The Central Valley Independent PAC was formed Oct. 9 and on Wednesday reported to the Federal Election Commission that it had raised $130,000.
But there must be more cash where that came from because the Central Valley Independent PAC has bought around $200,000 in television time on KFSN (Channel 30), KSEE (Channel 24) and KGPE (Channel 47).
It has formed a Twitter account as well as a website — http://centralvalleyindependentpac.com — but as with so many other independent expenditure groups these days, exact details on the group are hard to find.
The only contributor, according to the Federal Election Commission’s website, is Double B Land Company, which lists an address of 5200 N. Palm Ave., Suite 310, in Fresno.
That is also the address of West Hills Financial LLC, which lists Brad Gleason as its president.

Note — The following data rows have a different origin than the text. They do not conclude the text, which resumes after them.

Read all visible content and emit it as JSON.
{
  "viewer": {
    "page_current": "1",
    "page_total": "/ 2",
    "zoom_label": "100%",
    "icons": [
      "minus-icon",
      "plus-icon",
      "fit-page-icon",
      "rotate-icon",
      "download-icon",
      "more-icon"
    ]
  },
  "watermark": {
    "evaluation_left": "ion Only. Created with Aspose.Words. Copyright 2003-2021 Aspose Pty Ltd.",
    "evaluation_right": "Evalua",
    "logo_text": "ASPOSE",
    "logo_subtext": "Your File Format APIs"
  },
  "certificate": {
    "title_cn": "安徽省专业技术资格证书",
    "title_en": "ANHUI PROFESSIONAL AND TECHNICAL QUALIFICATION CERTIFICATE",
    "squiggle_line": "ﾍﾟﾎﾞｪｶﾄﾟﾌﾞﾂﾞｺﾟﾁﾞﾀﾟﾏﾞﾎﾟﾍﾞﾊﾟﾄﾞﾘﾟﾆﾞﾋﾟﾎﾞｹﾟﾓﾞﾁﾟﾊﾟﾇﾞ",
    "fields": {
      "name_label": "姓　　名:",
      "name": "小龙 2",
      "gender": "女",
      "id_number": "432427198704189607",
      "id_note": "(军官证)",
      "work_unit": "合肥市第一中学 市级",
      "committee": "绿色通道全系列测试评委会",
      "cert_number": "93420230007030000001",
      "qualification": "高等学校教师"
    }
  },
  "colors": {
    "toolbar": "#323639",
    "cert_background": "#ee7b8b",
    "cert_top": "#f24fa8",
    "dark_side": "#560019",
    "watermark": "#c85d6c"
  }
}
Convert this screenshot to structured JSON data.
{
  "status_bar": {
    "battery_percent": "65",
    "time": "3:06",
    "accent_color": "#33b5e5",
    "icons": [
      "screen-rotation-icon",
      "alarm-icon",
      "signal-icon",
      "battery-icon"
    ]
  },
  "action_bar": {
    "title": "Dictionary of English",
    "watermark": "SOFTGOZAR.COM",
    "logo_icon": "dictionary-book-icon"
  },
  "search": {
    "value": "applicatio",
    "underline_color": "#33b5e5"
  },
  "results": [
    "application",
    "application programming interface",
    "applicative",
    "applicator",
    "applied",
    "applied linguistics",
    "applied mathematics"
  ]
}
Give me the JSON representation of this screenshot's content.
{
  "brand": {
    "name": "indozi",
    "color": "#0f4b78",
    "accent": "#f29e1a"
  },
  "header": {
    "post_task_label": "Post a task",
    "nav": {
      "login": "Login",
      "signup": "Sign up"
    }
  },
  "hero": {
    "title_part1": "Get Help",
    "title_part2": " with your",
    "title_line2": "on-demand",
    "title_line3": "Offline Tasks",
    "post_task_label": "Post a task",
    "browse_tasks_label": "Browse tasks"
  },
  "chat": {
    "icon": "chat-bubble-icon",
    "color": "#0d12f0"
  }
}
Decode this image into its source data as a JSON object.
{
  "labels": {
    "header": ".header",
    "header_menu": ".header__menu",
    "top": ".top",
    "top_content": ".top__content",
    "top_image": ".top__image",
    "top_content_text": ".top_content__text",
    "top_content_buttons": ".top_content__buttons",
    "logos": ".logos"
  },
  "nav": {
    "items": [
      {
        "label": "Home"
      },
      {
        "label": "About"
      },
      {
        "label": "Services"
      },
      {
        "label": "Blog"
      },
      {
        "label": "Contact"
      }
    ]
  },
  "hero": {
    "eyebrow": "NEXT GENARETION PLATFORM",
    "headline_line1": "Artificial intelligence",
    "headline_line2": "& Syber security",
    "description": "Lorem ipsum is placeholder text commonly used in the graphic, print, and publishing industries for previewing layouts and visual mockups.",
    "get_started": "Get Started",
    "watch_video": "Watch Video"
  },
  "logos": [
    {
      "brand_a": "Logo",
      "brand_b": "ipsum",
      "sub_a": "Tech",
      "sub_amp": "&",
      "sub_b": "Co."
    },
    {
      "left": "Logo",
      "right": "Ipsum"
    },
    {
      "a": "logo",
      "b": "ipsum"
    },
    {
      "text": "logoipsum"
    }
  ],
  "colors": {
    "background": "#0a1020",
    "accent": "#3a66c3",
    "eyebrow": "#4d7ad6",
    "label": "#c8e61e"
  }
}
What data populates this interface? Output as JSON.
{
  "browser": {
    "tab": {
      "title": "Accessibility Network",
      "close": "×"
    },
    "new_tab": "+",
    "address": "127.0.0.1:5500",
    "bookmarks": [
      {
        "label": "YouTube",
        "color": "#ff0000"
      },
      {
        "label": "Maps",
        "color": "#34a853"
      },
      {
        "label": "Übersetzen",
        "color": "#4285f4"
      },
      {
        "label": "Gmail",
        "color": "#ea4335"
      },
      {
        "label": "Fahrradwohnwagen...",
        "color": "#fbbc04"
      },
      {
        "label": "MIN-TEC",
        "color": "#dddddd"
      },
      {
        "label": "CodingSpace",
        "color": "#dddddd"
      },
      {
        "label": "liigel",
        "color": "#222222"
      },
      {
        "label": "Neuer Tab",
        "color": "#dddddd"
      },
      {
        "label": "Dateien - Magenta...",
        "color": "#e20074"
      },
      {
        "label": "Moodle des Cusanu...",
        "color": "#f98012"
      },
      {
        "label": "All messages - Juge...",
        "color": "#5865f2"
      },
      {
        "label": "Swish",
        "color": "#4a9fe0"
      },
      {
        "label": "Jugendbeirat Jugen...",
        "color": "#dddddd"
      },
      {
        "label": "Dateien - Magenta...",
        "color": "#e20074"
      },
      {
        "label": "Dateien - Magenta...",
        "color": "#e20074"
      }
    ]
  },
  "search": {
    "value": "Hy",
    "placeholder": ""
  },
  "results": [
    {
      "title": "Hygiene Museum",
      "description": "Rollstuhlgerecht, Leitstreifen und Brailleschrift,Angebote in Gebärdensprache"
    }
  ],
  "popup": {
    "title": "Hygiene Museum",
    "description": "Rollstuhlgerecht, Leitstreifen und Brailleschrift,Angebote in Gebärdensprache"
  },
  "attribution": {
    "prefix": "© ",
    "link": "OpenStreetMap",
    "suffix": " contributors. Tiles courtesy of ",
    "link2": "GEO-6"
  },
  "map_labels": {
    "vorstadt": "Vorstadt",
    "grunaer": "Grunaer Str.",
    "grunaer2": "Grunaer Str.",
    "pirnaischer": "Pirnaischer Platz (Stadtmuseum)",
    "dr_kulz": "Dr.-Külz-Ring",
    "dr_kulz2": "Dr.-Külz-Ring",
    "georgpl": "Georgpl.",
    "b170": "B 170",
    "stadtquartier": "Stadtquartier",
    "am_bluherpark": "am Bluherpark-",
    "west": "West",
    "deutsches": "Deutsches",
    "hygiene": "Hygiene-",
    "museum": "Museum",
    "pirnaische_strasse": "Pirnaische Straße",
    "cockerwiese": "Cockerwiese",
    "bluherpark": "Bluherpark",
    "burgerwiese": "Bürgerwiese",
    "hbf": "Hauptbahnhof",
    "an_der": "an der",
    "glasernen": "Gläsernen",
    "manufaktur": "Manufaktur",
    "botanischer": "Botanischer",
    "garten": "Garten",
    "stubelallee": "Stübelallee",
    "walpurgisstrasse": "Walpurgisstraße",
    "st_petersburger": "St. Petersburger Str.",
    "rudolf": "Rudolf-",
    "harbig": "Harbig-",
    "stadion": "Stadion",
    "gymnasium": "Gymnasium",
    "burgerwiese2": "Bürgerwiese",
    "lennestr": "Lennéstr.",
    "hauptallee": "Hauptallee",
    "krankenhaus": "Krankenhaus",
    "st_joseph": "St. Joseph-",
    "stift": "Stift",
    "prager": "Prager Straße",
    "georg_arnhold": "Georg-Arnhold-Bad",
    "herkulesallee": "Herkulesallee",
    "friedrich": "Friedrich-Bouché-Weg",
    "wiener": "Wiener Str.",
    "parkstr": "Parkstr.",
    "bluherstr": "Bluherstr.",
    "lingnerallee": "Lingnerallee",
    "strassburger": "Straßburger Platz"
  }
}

Gleason, who also looks to be a farmer and has ties to the Valley’s pistachio industry, is listed on Whelan’s campaign website as an endorser.
He’s also donated close to $5,000 to Whelan’s campaign, as has Gregorio Jacobo, who is listed as executive ranch manager for West Hills Farm Services, which shares a website with West Hills Financial.
The PAC’s treasurer is listed as Ross Allen, and has a Coalinga post-office box. The PO Box number is also tied to Turk Station LLC, which has Allen listed on the Secretary of State’s website as its agent for service of process. Turk Station is listed as a hunting lodge and ranch that also offers wild boar hunts, though it is unclear if the Coalinga-area business is still open.
Neither Gleason or Allen could be reached for comment.
Congressional campaigns aren’t supposed to coordinate their activities with any independent groups such as the Central Valley Independent PAC, but there’s no doubt the question for Whelan is: can the television ads and website help? And, with thousands of people already having voted, are the ads hitting the airwaves too late?